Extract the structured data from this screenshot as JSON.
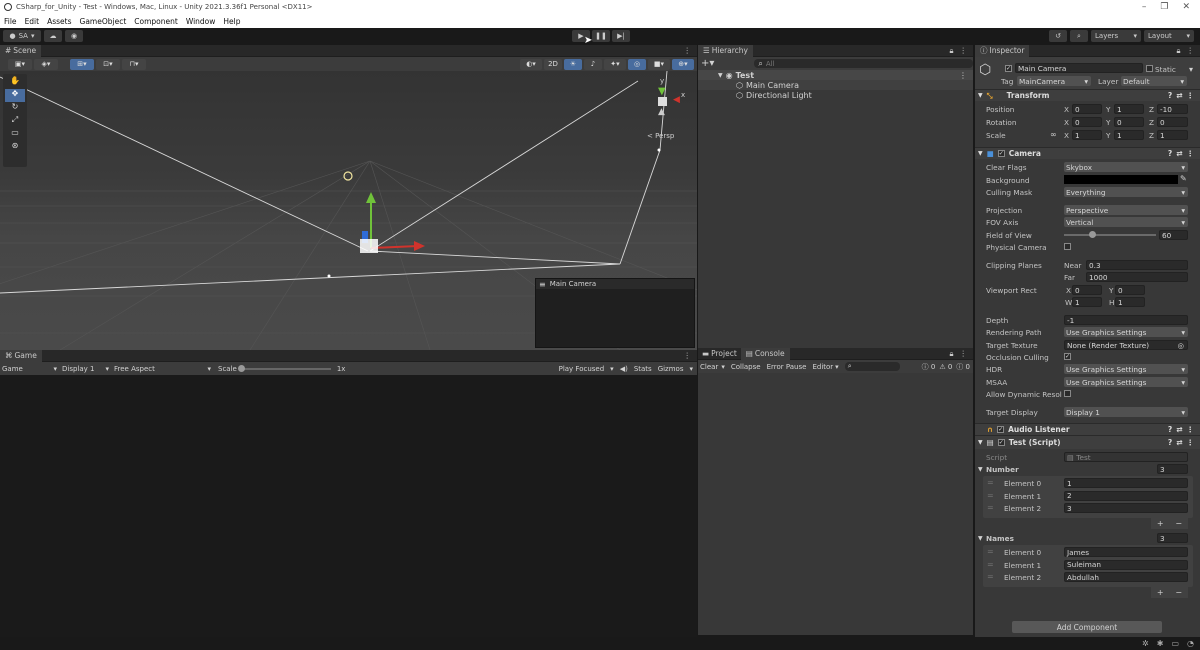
{
  "window": {
    "title": "CSharp_for_Unity - Test - Windows, Mac, Linux - Unity 2021.3.36f1 Personal <DX11>"
  },
  "menu": [
    "File",
    "Edit",
    "Assets",
    "GameObject",
    "Component",
    "Window",
    "Help"
  ],
  "toolbar": {
    "account": "SA",
    "layers": "Layers",
    "layout": "Layout"
  },
  "scene": {
    "tab": "Scene",
    "btn_2d": "2D",
    "persp": "< Persp",
    "cam_preview": "Main Camera",
    "gizmo_axes": {
      "y": "y",
      "x": "x",
      "z": "z"
    }
  },
  "game": {
    "tab": "Game",
    "mode": "Game",
    "display": "Display 1",
    "aspect": "Free Aspect",
    "scale_label": "Scale",
    "scale_value": "1x",
    "play_focused": "Play Focused",
    "stats": "Stats",
    "gizmos": "Gizmos"
  },
  "hierarchy": {
    "tab": "Hierarchy",
    "search_placeholder": "All",
    "scene": "Test",
    "items": [
      "Main Camera",
      "Directional Light"
    ]
  },
  "console": {
    "tab_project": "Project",
    "tab_console": "Console",
    "clear": "Clear",
    "collapse": "Collapse",
    "error_pause": "Error Pause",
    "editor": "Editor",
    "counts": [
      "0",
      "0",
      "0"
    ]
  },
  "inspector": {
    "tab": "Inspector",
    "object_name": "Main Camera",
    "static": "Static",
    "tag_label": "Tag",
    "tag": "MainCamera",
    "layer_label": "Layer",
    "layer": "Default",
    "transform": {
      "title": "Transform",
      "rows": [
        {
          "label": "Position",
          "x": "0",
          "y": "1",
          "z": "-10"
        },
        {
          "label": "Rotation",
          "x": "0",
          "y": "0",
          "z": "0"
        },
        {
          "label": "Scale",
          "x": "1",
          "y": "1",
          "z": "1"
        }
      ],
      "axis": {
        "x": "X",
        "y": "Y",
        "z": "Z"
      }
    },
    "camera": {
      "title": "Camera",
      "clear_flags_label": "Clear Flags",
      "clear_flags": "Skybox",
      "background_label": "Background",
      "culling_label": "Culling Mask",
      "culling": "Everything",
      "projection_label": "Projection",
      "projection": "Perspective",
      "fov_axis_label": "FOV Axis",
      "fov_axis": "Vertical",
      "fov_label": "Field of View",
      "fov": "60",
      "fov_fraction": 0.3,
      "physical_label": "Physical Camera",
      "clip_label": "Clipping Planes",
      "near_label": "Near",
      "near": "0.3",
      "far_label": "Far",
      "far": "1000",
      "viewport_label": "Viewport Rect",
      "vx": "0",
      "vy": "0",
      "vw": "1",
      "vh": "1",
      "vlabels": {
        "x": "X",
        "y": "Y",
        "w": "W",
        "h": "H"
      },
      "depth_label": "Depth",
      "depth": "-1",
      "render_path_label": "Rendering Path",
      "render_path": "Use Graphics Settings",
      "target_tex_label": "Target Texture",
      "target_tex": "None (Render Texture)",
      "occlusion_label": "Occlusion Culling",
      "occlusion_check": "✓",
      "hdr_label": "HDR",
      "hdr": "Use Graphics Settings",
      "msaa_label": "MSAA",
      "msaa": "Use Graphics Settings",
      "dyn_label": "Allow Dynamic Resolu",
      "target_display_label": "Target Display",
      "target_display": "Display 1"
    },
    "audio": {
      "title": "Audio Listener"
    },
    "script": {
      "title": "Test (Script)",
      "script_label": "Script",
      "script_value": "Test",
      "number_label": "Number",
      "number_size": "3",
      "numbers": [
        {
          "label": "Element 0",
          "value": "1"
        },
        {
          "label": "Element 1",
          "value": "2"
        },
        {
          "label": "Element 2",
          "value": "3"
        }
      ],
      "names_label": "Names",
      "names_size": "3",
      "names": [
        {
          "label": "Element 0",
          "value": "James"
        },
        {
          "label": "Element 1",
          "value": "Suleiman"
        },
        {
          "label": "Element 2",
          "value": "Abdullah"
        }
      ]
    },
    "add_component": "Add Component"
  },
  "colors": {
    "accent": "#486c9e",
    "x_axis": "#d0332c",
    "y_axis": "#70c23a",
    "z_axis": "#2f6bd6"
  }
}
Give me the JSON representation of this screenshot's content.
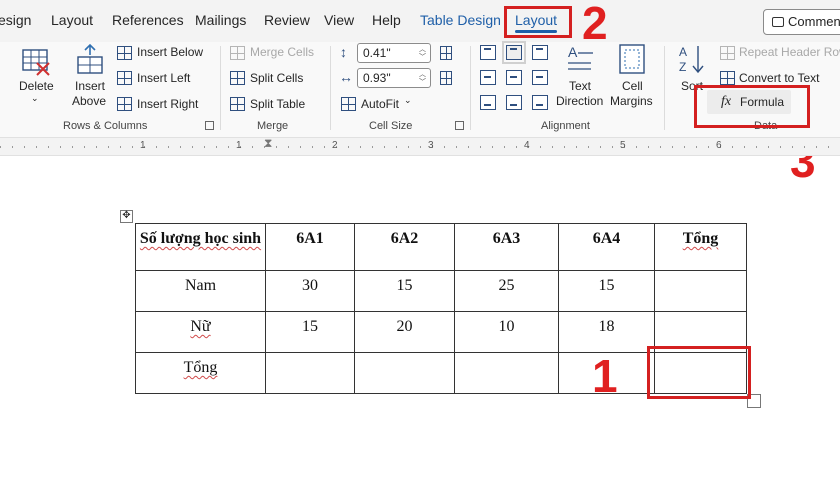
{
  "tabs": [
    {
      "label": "esign"
    },
    {
      "label": "Layout"
    },
    {
      "label": "References"
    },
    {
      "label": "Mailings"
    },
    {
      "label": "Review"
    },
    {
      "label": "View"
    },
    {
      "label": "Help"
    },
    {
      "label": "Table Design"
    },
    {
      "label": "Layout"
    }
  ],
  "comments_label": "Commen",
  "ribbon": {
    "rows_columns": {
      "delete": "Delete",
      "insert_above_1": "Insert",
      "insert_above_2": "Above",
      "insert_below": "Insert Below",
      "insert_left": "Insert Left",
      "insert_right": "Insert Right",
      "label": "Rows & Columns"
    },
    "merge": {
      "merge_cells": "Merge Cells",
      "split_cells": "Split Cells",
      "split_table": "Split Table",
      "label": "Merge"
    },
    "cell_size": {
      "height": "0.41\"",
      "width": "0.93\"",
      "autofit": "AutoFit",
      "label": "Cell Size"
    },
    "alignment": {
      "text_direction_1": "Text",
      "text_direction_2": "Direction",
      "cell_margins_1": "Cell",
      "cell_margins_2": "Margins",
      "label": "Alignment"
    },
    "data": {
      "sort": "Sort",
      "repeat_header": "Repeat Header Row",
      "convert": "Convert to Text",
      "formula": "Formula",
      "label": "Data"
    }
  },
  "ruler_numbers": [
    "1",
    "1",
    "2",
    "3",
    "4",
    "5",
    "6"
  ],
  "table": {
    "header": [
      "Số lượng học sinh",
      "6A1",
      "6A2",
      "6A3",
      "6A4",
      "Tổng"
    ],
    "rows": [
      [
        "Nam",
        "30",
        "15",
        "25",
        "15",
        ""
      ],
      [
        "Nữ",
        "15",
        "20",
        "10",
        "18",
        ""
      ],
      [
        "Tổng",
        "",
        "",
        "",
        "",
        ""
      ]
    ]
  },
  "annotations": {
    "n1": "1",
    "n2": "2",
    "n3": "3"
  },
  "colors": {
    "accent": "#1f5fa8",
    "annotation": "#e02020"
  }
}
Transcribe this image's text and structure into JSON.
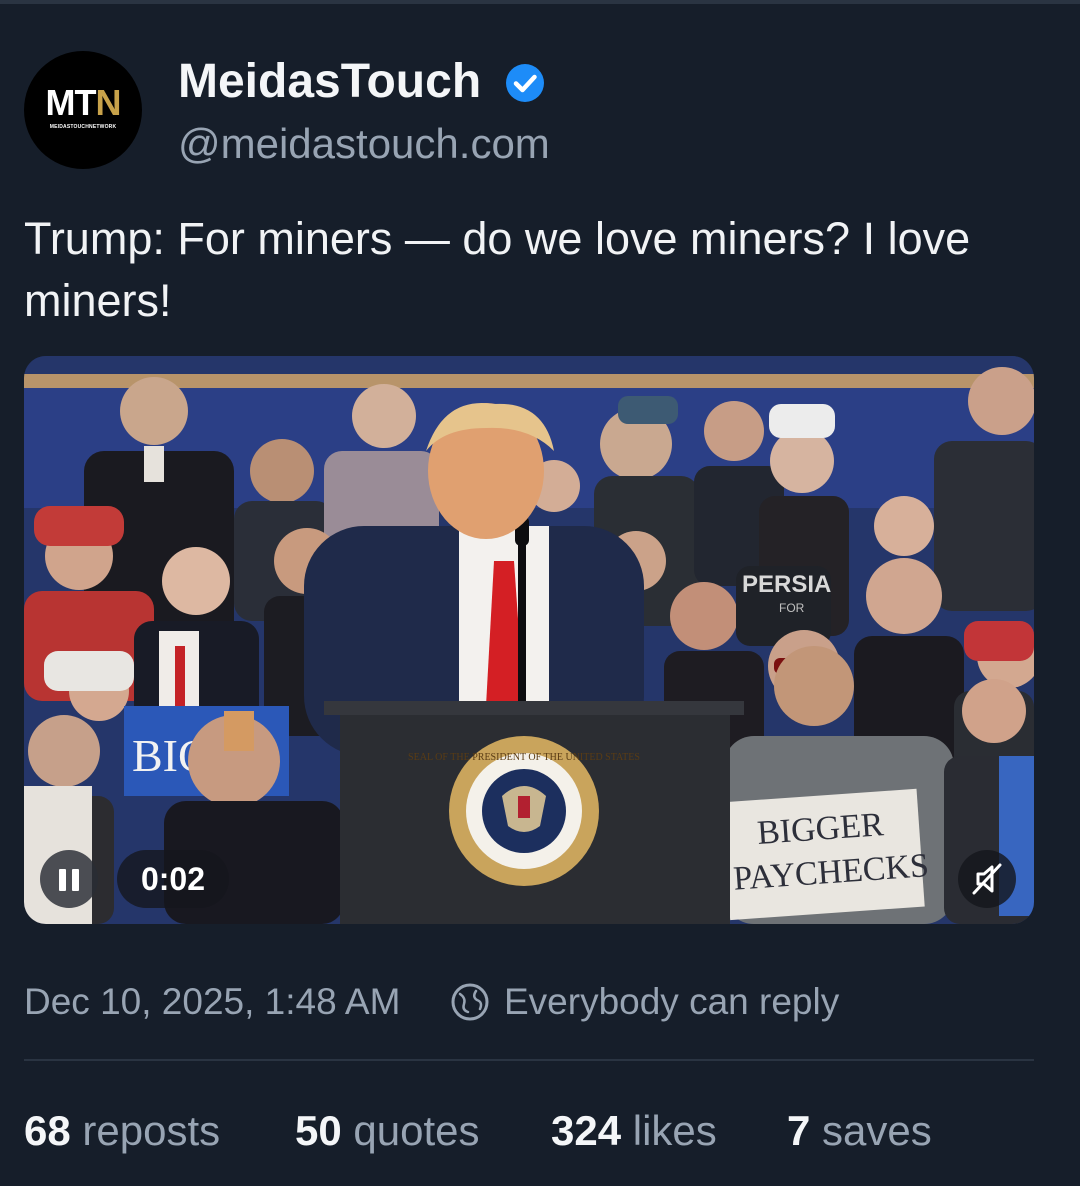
{
  "author": {
    "avatar_logo_main": "MT",
    "avatar_logo_accent": "N",
    "avatar_logo_sub": "MEIDASTOUCHNETWORK",
    "display_name": "MeidasTouch",
    "handle": "@meidastouch.com",
    "verified": true,
    "verified_icon": "verified-check-icon"
  },
  "post": {
    "text": "Trump: For miners — do we love miners? I love miners!",
    "video": {
      "elapsed": "0:02",
      "state": "playing",
      "muted": true,
      "signs": {
        "left_sign": "BIGG",
        "right_sign_line1": "BIGGER",
        "right_sign_line2": "PAYCHECKS",
        "shirt_text": "PERSIA",
        "shirt_sub": "FOR",
        "seal_text": "SEAL OF THE PRESIDENT OF THE UNITED STATES"
      }
    },
    "timestamp": "Dec 10, 2025, 1:48 AM",
    "reply_setting": "Everybody can reply",
    "reply_icon": "globe-icon"
  },
  "stats": {
    "reposts": {
      "count": "68",
      "label": "reposts"
    },
    "quotes": {
      "count": "50",
      "label": "quotes"
    },
    "likes": {
      "count": "324",
      "label": "likes"
    },
    "saves": {
      "count": "7",
      "label": "saves"
    }
  },
  "colors": {
    "background": "#161e2a",
    "primary_text": "#f1f3f5",
    "secondary_text": "#98a4b3",
    "verified_blue": "#1d8cf8",
    "divider": "#2a3442"
  }
}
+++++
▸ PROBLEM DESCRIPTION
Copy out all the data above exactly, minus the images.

▸ TASK ANSWER
Extract the structured data from this screenshot as JSON.
{
  "window": {
    "title": "CSharp_for_Unity - Test - Windows, Mac, Linux - Unity 2021.3.36f1 Personal <DX11>"
  },
  "menu": [
    "File",
    "Edit",
    "Assets",
    "GameObject",
    "Component",
    "Window",
    "Help"
  ],
  "toolbar": {
    "account": "SA",
    "layers": "Layers",
    "layout": "Layout"
  },
  "scene": {
    "tab": "Scene",
    "btn_2d": "2D",
    "persp": "< Persp",
    "cam_preview": "Main Camera",
    "gizmo_axes": {
      "y": "y",
      "x": "x",
      "z": "z"
    }
  },
  "game": {
    "tab": "Game",
    "mode": "Game",
    "display": "Display 1",
    "aspect": "Free Aspect",
    "scale_label": "Scale",
    "scale_value": "1x",
    "play_focused": "Play Focused",
    "stats": "Stats",
    "gizmos": "Gizmos"
  },
  "hierarchy": {
    "tab": "Hierarchy",
    "search_placeholder": "All",
    "scene": "Test",
    "items": [
      "Main Camera",
      "Directional Light"
    ]
  },
  "console": {
    "tab_project": "Project",
    "tab_console": "Console",
    "clear": "Clear",
    "collapse": "Collapse",
    "error_pause": "Error Pause",
    "editor": "Editor",
    "counts": [
      "0",
      "0",
      "0"
    ]
  },
  "inspector": {
    "tab": "Inspector",
    "object_name": "Main Camera",
    "static": "Static",
    "tag_label": "Tag",
    "tag": "MainCamera",
    "layer_label": "Layer",
    "layer": "Default",
    "transform": {
      "title": "Transform",
      "rows": [
        {
          "label": "Position",
          "x": "0",
          "y": "1",
          "z": "-10"
        },
        {
          "label": "Rotation",
          "x": "0",
          "y": "0",
          "z": "0"
        },
        {
          "label": "Scale",
          "x": "1",
          "y": "1",
          "z": "1"
        }
      ],
      "axis": {
        "x": "X",
        "y": "Y",
        "z": "Z"
      }
    },
    "camera": {
      "title": "Camera",
      "clear_flags_label": "Clear Flags",
      "clear_flags": "Skybox",
      "background_label": "Background",
      "culling_label": "Culling Mask",
      "culling": "Everything",
      "projection_label": "Projection",
      "projection": "Perspective",
      "fov_axis_label": "FOV Axis",
      "fov_axis": "Vertical",
      "fov_label": "Field of View",
      "fov": "60",
      "fov_fraction": 0.3,
      "physical_label": "Physical Camera",
      "clip_label": "Clipping Planes",
      "near_label": "Near",
      "near": "0.3",
      "far_label": "Far",
      "far": "1000",
      "viewport_label": "Viewport Rect",
      "vx": "0",
      "vy": "0",
      "vw": "1",
      "vh": "1",
      "vlabels": {
        "x": "X",
        "y": "Y",
        "w": "W",
        "h": "H"
      },
      "depth_label": "Depth",
      "depth": "-1",
      "render_path_label": "Rendering Path",
      "render_path": "Use Graphics Settings",
      "target_tex_label": "Target Texture",
      "target_tex": "None (Render Texture)",
      "occlusion_label": "Occlusion Culling",
      "occlusion_check": "✓",
      "hdr_label": "HDR",
      "hdr": "Use Graphics Settings",
      "msaa_label": "MSAA",
      "msaa": "Use Graphics Settings",
      "dyn_label": "Allow Dynamic Resolu",
      "target_display_label": "Target Display",
      "target_display": "Display 1"
    },
    "audio": {
      "title": "Audio Listener"
    },
    "script": {
      "title": "Test (Script)",
      "script_label": "Script",
      "script_value": "Test",
      "number_label": "Number",
      "number_size": "3",
      "numbers": [
        {
          "label": "Element 0",
          "value": "1"
        },
        {
          "label": "Element 1",
          "value": "2"
        },
        {
          "label": "Element 2",
          "value": "3"
        }
      ],
      "names_label": "Names",
      "names_size": "3",
      "names": [
        {
          "label": "Element 0",
          "value": "James"
        },
        {
          "label": "Element 1",
          "value": "Suleiman"
        },
        {
          "label": "Element 2",
          "value": "Abdullah"
        }
      ]
    },
    "add_component": "Add Component"
  },
  "colors": {
    "accent": "#486c9e",
    "x_axis": "#d0332c",
    "y_axis": "#70c23a",
    "z_axis": "#2f6bd6"
  }
}
Give me the JSON representation of this screenshot's content.
{
  "tabs": [
    {
      "label": "esign"
    },
    {
      "label": "Layout"
    },
    {
      "label": "References"
    },
    {
      "label": "Mailings"
    },
    {
      "label": "Review"
    },
    {
      "label": "View"
    },
    {
      "label": "Help"
    },
    {
      "label": "Table Design"
    },
    {
      "label": "Layout"
    }
  ],
  "comments_label": "Commen",
  "ribbon": {
    "rows_columns": {
      "delete": "Delete",
      "insert_above_1": "Insert",
      "insert_above_2": "Above",
      "insert_below": "Insert Below",
      "insert_left": "Insert Left",
      "insert_right": "Insert Right",
      "label": "Rows & Columns"
    },
    "merge": {
      "merge_cells": "Merge Cells",
      "split_cells": "Split Cells",
      "split_table": "Split Table",
      "label": "Merge"
    },
    "cell_size": {
      "height": "0.41\"",
      "width": "0.93\"",
      "autofit": "AutoFit",
      "label": "Cell Size"
    },
    "alignment": {
      "text_direction_1": "Text",
      "text_direction_2": "Direction",
      "cell_margins_1": "Cell",
      "cell_margins_2": "Margins",
      "label": "Alignment"
    },
    "data": {
      "sort": "Sort",
      "repeat_header": "Repeat Header Row",
      "convert": "Convert to Text",
      "formula": "Formula",
      "label": "Data"
    }
  },
  "ruler_numbers": [
    "1",
    "1",
    "2",
    "3",
    "4",
    "5",
    "6"
  ],
  "table": {
    "header": [
      "Số lượng học sinh",
      "6A1",
      "6A2",
      "6A3",
      "6A4",
      "Tổng"
    ],
    "rows": [
      [
        "Nam",
        "30",
        "15",
        "25",
        "15",
        ""
      ],
      [
        "Nữ",
        "15",
        "20",
        "10",
        "18",
        ""
      ],
      [
        "Tổng",
        "",
        "",
        "",
        "",
        ""
      ]
    ]
  },
  "annotations": {
    "n1": "1",
    "n2": "2",
    "n3": "3"
  },
  "colors": {
    "accent": "#1f5fa8",
    "annotation": "#e02020"
  }
}
Transcribe this image's text and structure into JSON.
{
  "author": {
    "avatar_logo_main": "MT",
    "avatar_logo_accent": "N",
    "avatar_logo_sub": "MEIDASTOUCHNETWORK",
    "display_name": "MeidasTouch",
    "handle": "@meidastouch.com",
    "verified": true,
    "verified_icon": "verified-check-icon"
  },
  "post": {
    "text": "Trump: For miners — do we love miners? I love miners!",
    "video": {
      "elapsed": "0:02",
      "state": "playing",
      "muted": true,
      "signs": {
        "left_sign": "BIGG",
        "right_sign_line1": "BIGGER",
        "right_sign_line2": "PAYCHECKS",
        "shirt_text": "PERSIA",
        "shirt_sub": "FOR",
        "seal_text": "SEAL OF THE PRESIDENT OF THE UNITED STATES"
      }
    },
    "timestamp": "Dec 10, 2025, 1:48 AM",
    "reply_setting": "Everybody can reply",
    "reply_icon": "globe-icon"
  },
  "stats": {
    "reposts": {
      "count": "68",
      "label": "reposts"
    },
    "quotes": {
      "count": "50",
      "label": "quotes"
    },
    "likes": {
      "count": "324",
      "label": "likes"
    },
    "saves": {
      "count": "7",
      "label": "saves"
    }
  },
  "colors": {
    "background": "#161e2a",
    "primary_text": "#f1f3f5",
    "secondary_text": "#98a4b3",
    "verified_blue": "#1d8cf8",
    "divider": "#2a3442"
  }
}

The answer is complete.